## What you have to do
Because the images are not wanted, restate every line below word for word without them.

====================

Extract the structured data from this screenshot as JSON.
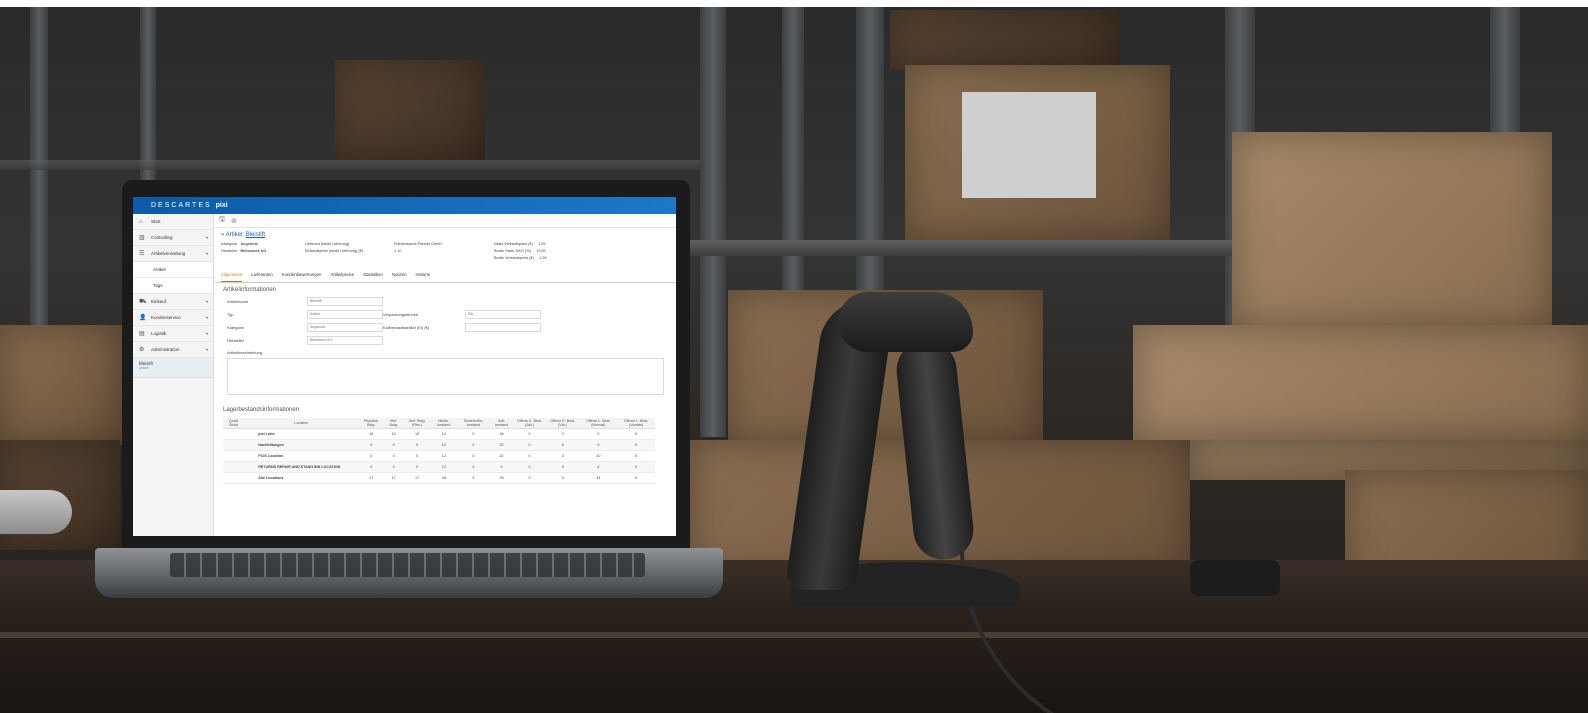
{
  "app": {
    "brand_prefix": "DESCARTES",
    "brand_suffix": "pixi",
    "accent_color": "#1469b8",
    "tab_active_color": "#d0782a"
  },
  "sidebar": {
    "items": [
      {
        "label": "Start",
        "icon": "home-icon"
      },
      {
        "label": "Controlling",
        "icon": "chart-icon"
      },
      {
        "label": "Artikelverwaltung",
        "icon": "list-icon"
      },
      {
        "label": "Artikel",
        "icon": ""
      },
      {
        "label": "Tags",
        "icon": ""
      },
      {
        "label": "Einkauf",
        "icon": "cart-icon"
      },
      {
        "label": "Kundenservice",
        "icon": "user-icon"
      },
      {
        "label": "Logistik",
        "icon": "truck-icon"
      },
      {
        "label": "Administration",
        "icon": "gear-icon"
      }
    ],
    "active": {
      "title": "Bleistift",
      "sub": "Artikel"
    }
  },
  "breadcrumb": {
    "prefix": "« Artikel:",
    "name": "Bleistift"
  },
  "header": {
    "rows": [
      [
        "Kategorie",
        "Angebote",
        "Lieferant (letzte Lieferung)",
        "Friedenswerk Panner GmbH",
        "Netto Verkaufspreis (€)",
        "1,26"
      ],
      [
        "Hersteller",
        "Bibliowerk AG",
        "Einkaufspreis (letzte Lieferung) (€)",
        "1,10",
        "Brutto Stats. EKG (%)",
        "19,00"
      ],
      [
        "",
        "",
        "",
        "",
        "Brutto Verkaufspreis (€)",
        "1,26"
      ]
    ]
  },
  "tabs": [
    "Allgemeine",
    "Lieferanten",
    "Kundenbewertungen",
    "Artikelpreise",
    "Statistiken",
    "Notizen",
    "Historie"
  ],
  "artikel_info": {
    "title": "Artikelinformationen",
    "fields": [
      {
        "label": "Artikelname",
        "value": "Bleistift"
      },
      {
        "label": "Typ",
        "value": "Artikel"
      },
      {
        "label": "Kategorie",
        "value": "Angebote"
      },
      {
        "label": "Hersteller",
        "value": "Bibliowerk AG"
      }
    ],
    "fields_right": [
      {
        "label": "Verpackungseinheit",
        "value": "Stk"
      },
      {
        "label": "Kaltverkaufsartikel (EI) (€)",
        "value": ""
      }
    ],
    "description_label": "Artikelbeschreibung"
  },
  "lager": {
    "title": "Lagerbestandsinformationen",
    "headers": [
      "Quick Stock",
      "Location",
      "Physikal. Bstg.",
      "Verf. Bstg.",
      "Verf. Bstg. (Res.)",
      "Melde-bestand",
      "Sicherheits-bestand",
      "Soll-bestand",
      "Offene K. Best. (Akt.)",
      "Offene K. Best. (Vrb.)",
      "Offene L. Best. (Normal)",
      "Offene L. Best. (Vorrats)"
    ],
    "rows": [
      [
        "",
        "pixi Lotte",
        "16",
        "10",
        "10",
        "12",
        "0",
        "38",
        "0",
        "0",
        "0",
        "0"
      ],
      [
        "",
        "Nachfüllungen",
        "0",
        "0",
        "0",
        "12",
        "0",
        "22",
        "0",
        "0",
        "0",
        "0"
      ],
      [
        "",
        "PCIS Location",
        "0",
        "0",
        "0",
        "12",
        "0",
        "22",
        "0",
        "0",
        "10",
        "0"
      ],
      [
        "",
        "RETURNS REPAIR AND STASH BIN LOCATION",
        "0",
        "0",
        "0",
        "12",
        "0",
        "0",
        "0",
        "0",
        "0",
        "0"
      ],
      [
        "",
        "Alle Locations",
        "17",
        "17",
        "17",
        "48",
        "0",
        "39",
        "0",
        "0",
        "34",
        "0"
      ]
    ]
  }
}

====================

## Result below
Extract the structured data from this screenshot as JSON.
{
  "app": {
    "brand_prefix": "DESCARTES",
    "brand_suffix": "pixi",
    "accent_color": "#1469b8",
    "tab_active_color": "#d0782a"
  },
  "sidebar": {
    "items": [
      {
        "label": "Start",
        "icon": "home-icon"
      },
      {
        "label": "Controlling",
        "icon": "chart-icon"
      },
      {
        "label": "Artikelverwaltung",
        "icon": "list-icon"
      },
      {
        "label": "Artikel",
        "icon": ""
      },
      {
        "label": "Tags",
        "icon": ""
      },
      {
        "label": "Einkauf",
        "icon": "cart-icon"
      },
      {
        "label": "Kundenservice",
        "icon": "user-icon"
      },
      {
        "label": "Logistik",
        "icon": "truck-icon"
      },
      {
        "label": "Administration",
        "icon": "gear-icon"
      }
    ],
    "active": {
      "title": "Bleistift",
      "sub": "Artikel"
    }
  },
  "breadcrumb": {
    "prefix": "« Artikel:",
    "name": "Bleistift"
  },
  "header": {
    "rows": [
      [
        "Kategorie",
        "Angebote",
        "Lieferant (letzte Lieferung)",
        "Friedenswerk Panner GmbH",
        "Netto Verkaufspreis (€)",
        "1,26"
      ],
      [
        "Hersteller",
        "Bibliowerk AG",
        "Einkaufspreis (letzte Lieferung) (€)",
        "1,10",
        "Brutto Stats. EKG (%)",
        "19,00"
      ],
      [
        "",
        "",
        "",
        "",
        "Brutto Verkaufspreis (€)",
        "1,26"
      ]
    ]
  },
  "tabs": [
    "Allgemeine",
    "Lieferanten",
    "Kundenbewertungen",
    "Artikelpreise",
    "Statistiken",
    "Notizen",
    "Historie"
  ],
  "artikel_info": {
    "title": "Artikelinformationen",
    "fields": [
      {
        "label": "Artikelname",
        "value": "Bleistift"
      },
      {
        "label": "Typ",
        "value": "Artikel"
      },
      {
        "label": "Kategorie",
        "value": "Angebote"
      },
      {
        "label": "Hersteller",
        "value": "Bibliowerk AG"
      }
    ],
    "fields_right": [
      {
        "label": "Verpackungseinheit",
        "value": "Stk"
      },
      {
        "label": "Kaltverkaufsartikel (EI) (€)",
        "value": ""
      }
    ],
    "description_label": "Artikelbeschreibung"
  },
  "lager": {
    "title": "Lagerbestandsinformationen",
    "headers": [
      "Quick Stock",
      "Location",
      "Physikal. Bstg.",
      "Verf. Bstg.",
      "Verf. Bstg. (Res.)",
      "Melde-bestand",
      "Sicherheits-bestand",
      "Soll-bestand",
      "Offene K. Best. (Akt.)",
      "Offene K. Best. (Vrb.)",
      "Offene L. Best. (Normal)",
      "Offene L. Best. (Vorrats)"
    ],
    "rows": [
      [
        "",
        "pixi Lotte",
        "16",
        "10",
        "10",
        "12",
        "0",
        "38",
        "0",
        "0",
        "0",
        "0"
      ],
      [
        "",
        "Nachfüllungen",
        "0",
        "0",
        "0",
        "12",
        "0",
        "22",
        "0",
        "0",
        "0",
        "0"
      ],
      [
        "",
        "PCIS Location",
        "0",
        "0",
        "0",
        "12",
        "0",
        "22",
        "0",
        "0",
        "10",
        "0"
      ],
      [
        "",
        "RETURNS REPAIR AND STASH BIN LOCATION",
        "0",
        "0",
        "0",
        "12",
        "0",
        "0",
        "0",
        "0",
        "0",
        "0"
      ],
      [
        "",
        "Alle Locations",
        "17",
        "17",
        "17",
        "48",
        "0",
        "39",
        "0",
        "0",
        "34",
        "0"
      ]
    ]
  }
}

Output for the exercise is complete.